Two compelling new works of historical fiction explore the human dramas and decisions facing characters caught in the midst of two very real historical disasters, one in England’s Middle Ages and the other on the Atlantic Ocean during World War I.
LOVE AND ESPIONAGE ON THE LUSITANIA
Wartime espionage, a doomed ocean voyage and separate loves converge in The Glass Ocean, a mesmerizing historical mystery that links three fictional women, each at an important turning point in her life. Their stories, separated by nearly a century, are linked by a legendary historical event—the sinking of the vessel RMS Lusitania by a German U-Boat in 1915.
In the present day, an author seeking an idea for her next book opens an old box that belonged to her great-grandfather, a steward on the fabled luxury ship. She learns of his intriguing connection to a wealthy British passenger—one that possibly involves military intelligence. The box also contains tantalizing clues about two women aboard the vessel: a beautiful, wealthy Southern belle, whose industrialist husband is concealing a mysterious document; and a spunky Irish con artist, who’s attempting one last big heist while not fully aware of its true import and danger.
The Glass Ocean combines adventures surrounding the Great War with the drama of an epic historical event for a tale of obsession, romance and espionage.
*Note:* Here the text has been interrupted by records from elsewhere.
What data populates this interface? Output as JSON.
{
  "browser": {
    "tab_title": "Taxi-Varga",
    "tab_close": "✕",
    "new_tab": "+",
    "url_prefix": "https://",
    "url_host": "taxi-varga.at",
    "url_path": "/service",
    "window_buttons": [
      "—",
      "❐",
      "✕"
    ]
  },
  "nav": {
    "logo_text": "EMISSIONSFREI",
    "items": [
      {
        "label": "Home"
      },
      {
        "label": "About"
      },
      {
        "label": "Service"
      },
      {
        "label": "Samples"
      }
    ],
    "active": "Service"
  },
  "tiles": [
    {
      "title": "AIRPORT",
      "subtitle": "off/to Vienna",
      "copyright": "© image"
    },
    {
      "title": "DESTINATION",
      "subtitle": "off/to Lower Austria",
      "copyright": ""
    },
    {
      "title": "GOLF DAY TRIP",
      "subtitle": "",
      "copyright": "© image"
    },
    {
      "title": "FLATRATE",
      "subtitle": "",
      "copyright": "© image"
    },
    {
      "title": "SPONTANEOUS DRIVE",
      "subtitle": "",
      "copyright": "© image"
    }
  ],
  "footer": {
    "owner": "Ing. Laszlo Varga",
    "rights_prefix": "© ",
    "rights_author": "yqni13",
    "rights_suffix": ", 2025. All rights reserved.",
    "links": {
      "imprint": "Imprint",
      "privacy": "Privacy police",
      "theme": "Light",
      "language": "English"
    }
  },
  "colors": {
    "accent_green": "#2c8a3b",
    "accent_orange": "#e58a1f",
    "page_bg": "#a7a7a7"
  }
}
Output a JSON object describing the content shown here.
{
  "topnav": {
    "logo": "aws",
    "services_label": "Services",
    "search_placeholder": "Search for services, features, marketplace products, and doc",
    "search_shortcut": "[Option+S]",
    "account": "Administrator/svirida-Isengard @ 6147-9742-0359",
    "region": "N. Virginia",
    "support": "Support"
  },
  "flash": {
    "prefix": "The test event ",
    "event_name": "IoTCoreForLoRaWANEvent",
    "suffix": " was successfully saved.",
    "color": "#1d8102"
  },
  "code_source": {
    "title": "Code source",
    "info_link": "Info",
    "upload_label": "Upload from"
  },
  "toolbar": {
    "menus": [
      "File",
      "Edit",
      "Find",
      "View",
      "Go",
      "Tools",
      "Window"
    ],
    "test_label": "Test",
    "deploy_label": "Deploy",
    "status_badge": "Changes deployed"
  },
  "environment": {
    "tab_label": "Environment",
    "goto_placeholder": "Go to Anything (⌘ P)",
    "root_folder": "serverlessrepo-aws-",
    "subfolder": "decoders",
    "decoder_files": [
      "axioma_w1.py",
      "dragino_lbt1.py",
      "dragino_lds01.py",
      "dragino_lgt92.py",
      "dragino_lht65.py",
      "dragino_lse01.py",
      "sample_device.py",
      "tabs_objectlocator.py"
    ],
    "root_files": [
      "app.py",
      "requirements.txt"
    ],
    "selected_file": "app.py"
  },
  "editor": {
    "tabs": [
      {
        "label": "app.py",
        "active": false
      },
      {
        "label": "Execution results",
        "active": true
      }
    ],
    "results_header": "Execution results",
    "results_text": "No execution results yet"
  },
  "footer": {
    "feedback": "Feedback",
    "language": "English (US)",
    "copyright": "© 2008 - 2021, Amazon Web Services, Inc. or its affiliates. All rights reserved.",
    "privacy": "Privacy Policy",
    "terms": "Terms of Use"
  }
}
It blends the creative talents of three authors—Beatriz Williams, Lauren Willig and Karen White—who are looking to repeat the success of their first bestselling collaboration, The Forgotten Room (2016). Their commingled voices deliver a smoothly constructed narrative without a hitch, so readers never lose the flow or fall out of the story.
SURVIVING A PLAGUE IN THE MIDDLE AGES
After a decade’s hiatus, bestselling British crime writer Minette Walters returns to the literary scene with The Last Hours, a sprawling historical saga set in a dark era of superstition and violence.
It’s the year 1348, and the Black Death is decimating England’s population. The terrible disease has inundated a populace essentially without defenses or scientific knowledge about the pestilence, and most can do little but try to flee its ravages, with thousands dying in the attempt.
The story centers on the demesne belonging to Sir Richard of Develish, with its manor, lands and attendant serfs. After the boorish Richard succumbs to the plague, Lady Anne, his wife, who is rather progressive for the Middle Ages, implements a radical idea of walling off the rest of the manor’s occupants, serfs and all, from the outside world in an attempt to survive.
The physical isolation of the group, masters and servants alike, leads to escalating tensions and a violent death, and one group of the anxious hangers-on soon decides to leave the confines of their enclosure and head into the unknown landscape, looking for survivors and supplies. After living their entire lives in Richard’s demesne, they have zero knowledge of the lands beyond Develish, and no maps to guide them in a hostile world.
The author presents an unforgettable picture of this raw, barely civilized era and its brutal hierarchy of master, slave and serf, all of whom are in thrall to a capricious god.